The challenge for service providers is that capability or the firm’s unique selling point (USP) is dependent on the people in the firm. For example, Management Consulting firms like Bain and Fahrenheit212 exist because they comprise highly intelligent people. The problem with highly intelligent people is that they don’t think like ‘normal people’ and their intellect is contained in their brain. Given the nature of consulting, that output is not an algorithm or product – it is the advice itself.
The best thing that consulting firms can strive to achieve is to systemise this IP by documenting it. That is, building unique processes and systems to reduce reliance on specific people and their unique talent, with the objective of reducing key man risk. This in itself is a challenge due to the specialised field of ‘consulting’ – and here we go full circle.

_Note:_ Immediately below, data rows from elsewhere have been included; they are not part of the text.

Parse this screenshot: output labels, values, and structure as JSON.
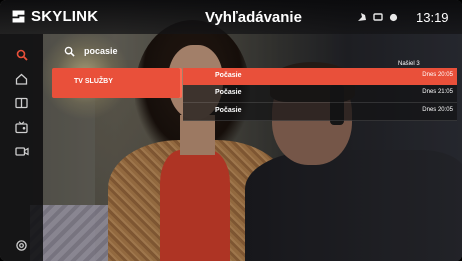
{
  "header": {
    "brand": "SKYLINK",
    "title": "Vyhľadávanie",
    "clock": "13:19",
    "status_icons": [
      "signal-icon",
      "record-icon",
      "dot-icon"
    ]
  },
  "rail": {
    "items": [
      {
        "name": "search-icon",
        "active": true
      },
      {
        "name": "home-icon",
        "active": false
      },
      {
        "name": "book-icon",
        "active": false
      },
      {
        "name": "tv-icon",
        "active": false
      },
      {
        "name": "camera-icon",
        "active": false
      },
      {
        "name": "settings-icon",
        "active": false
      }
    ]
  },
  "search": {
    "query": "pocasie",
    "results_count": "Našiel 3"
  },
  "category": {
    "label": "TV SLUŽBY"
  },
  "results": [
    {
      "title": "Počasie",
      "time": "Dnes 20:05",
      "active": true
    },
    {
      "title": "Počasie",
      "time": "Dnes 21:05",
      "active": false
    },
    {
      "title": "Počasie",
      "time": "Dnes 20:05",
      "active": false
    }
  ],
  "colors": {
    "accent": "#e9503a",
    "text": "#ffffff"
  }
}
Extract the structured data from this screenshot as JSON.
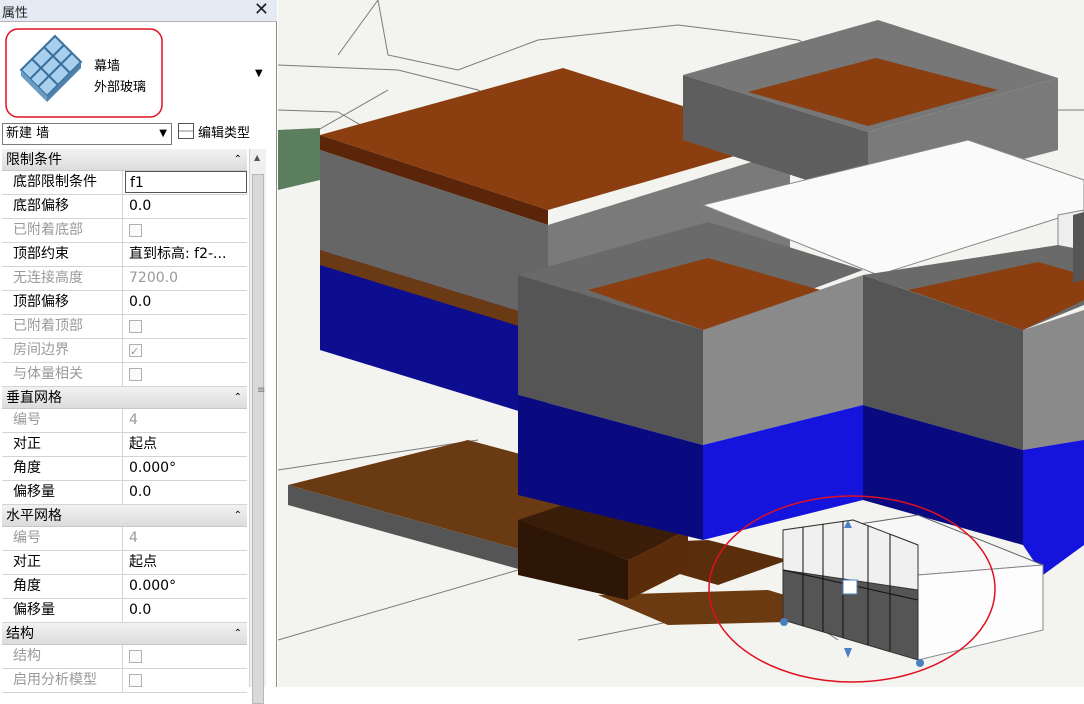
{
  "panel": {
    "title": "属性",
    "close_glyph": "✕",
    "type": {
      "family": "幕墙",
      "name": "外部玻璃",
      "icon": "curtain-wall-thumbnail"
    },
    "instance_filter": "新建 墙",
    "edit_type_label": "编辑类型"
  },
  "groups": [
    {
      "label": "限制条件",
      "rows": [
        {
          "key": "底部限制条件",
          "value": "f1",
          "disabled": false,
          "editing": true
        },
        {
          "key": "底部偏移",
          "value": "0.0",
          "disabled": false
        },
        {
          "key": "已附着底部",
          "checkbox": false,
          "disabled": true
        },
        {
          "key": "顶部约束",
          "value": "直到标高: f2-...",
          "disabled": false
        },
        {
          "key": "无连接高度",
          "value": "7200.0",
          "disabled": true
        },
        {
          "key": "顶部偏移",
          "value": "0.0",
          "disabled": false
        },
        {
          "key": "已附着顶部",
          "checkbox": false,
          "disabled": true
        },
        {
          "key": "房间边界",
          "checkbox": true,
          "disabled": true
        },
        {
          "key": "与体量相关",
          "checkbox": false,
          "disabled": true
        }
      ]
    },
    {
      "label": "垂直网格",
      "rows": [
        {
          "key": "编号",
          "value": "4",
          "disabled": true
        },
        {
          "key": "对正",
          "value": "起点",
          "disabled": false
        },
        {
          "key": "角度",
          "value": "0.000°",
          "disabled": false
        },
        {
          "key": "偏移量",
          "value": "0.0",
          "disabled": false
        }
      ]
    },
    {
      "label": "水平网格",
      "rows": [
        {
          "key": "编号",
          "value": "4",
          "disabled": true
        },
        {
          "key": "对正",
          "value": "起点",
          "disabled": false
        },
        {
          "key": "角度",
          "value": "0.000°",
          "disabled": false
        },
        {
          "key": "偏移量",
          "value": "0.0",
          "disabled": false
        }
      ]
    },
    {
      "label": "结构",
      "rows": [
        {
          "key": "结构",
          "checkbox": false,
          "disabled": true
        },
        {
          "key": "启用分析模型",
          "checkbox": false,
          "disabled": true
        }
      ]
    }
  ],
  "colors": {
    "annotation_red": "#e01020",
    "roof_brown": "#8b3a0c",
    "panel_gray": "#6b6b6b",
    "glass_blue": "#1010d8",
    "selection_blue": "#4a7fc0"
  }
}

2. Network effects
The ‘network effect’ is an economic concept whereby a good or service becomes more valuable when more people use it. When the network effect is present, the value of the product or service is dependent on the number of others using it. Take Facebook for example – it would be pretty much useless if it was just you using it.
*On a side note – if you were a MySpace user (like I once was) you would at least have Tom
Body shop businesses typically only have one customer – the end customer. Besides referrals and partnerships with complementary service providers, I haven’t figured out a way how service businesses can even evolve into a network effect business model and retain their value proposition.
Open to ideas there guys.
3. Economies of scale
Body shop businesses still rely heavily on people to fulfill the work, however what businesses can strive to do is utilise software to make processes more scalable – increasing the revenue per head.
What separates ‘services’ from physical products and software is that people typically buy into the relationship. This hurdle can be overcome by building a brand.
The ‘Big 4’ aren’t termed that for no reason. They are an institution. Whilst the quality and output of the service may be consistent with their competitors, consumers and businesses will associate value to these brands due to their reputation and history.
Businesses and consumers will typically buy into large established brands, not the people – which is what makes them so valuable.
So in conclusion, whilst body shop businesses might seem ‘conservative’ compared to technology companies or startups as defined by Peter Thiel, organisations can strive to be better by focusing on one or all of the value drivers as outlined above.
Questions is, are you striving to be a Monopoly or just another business?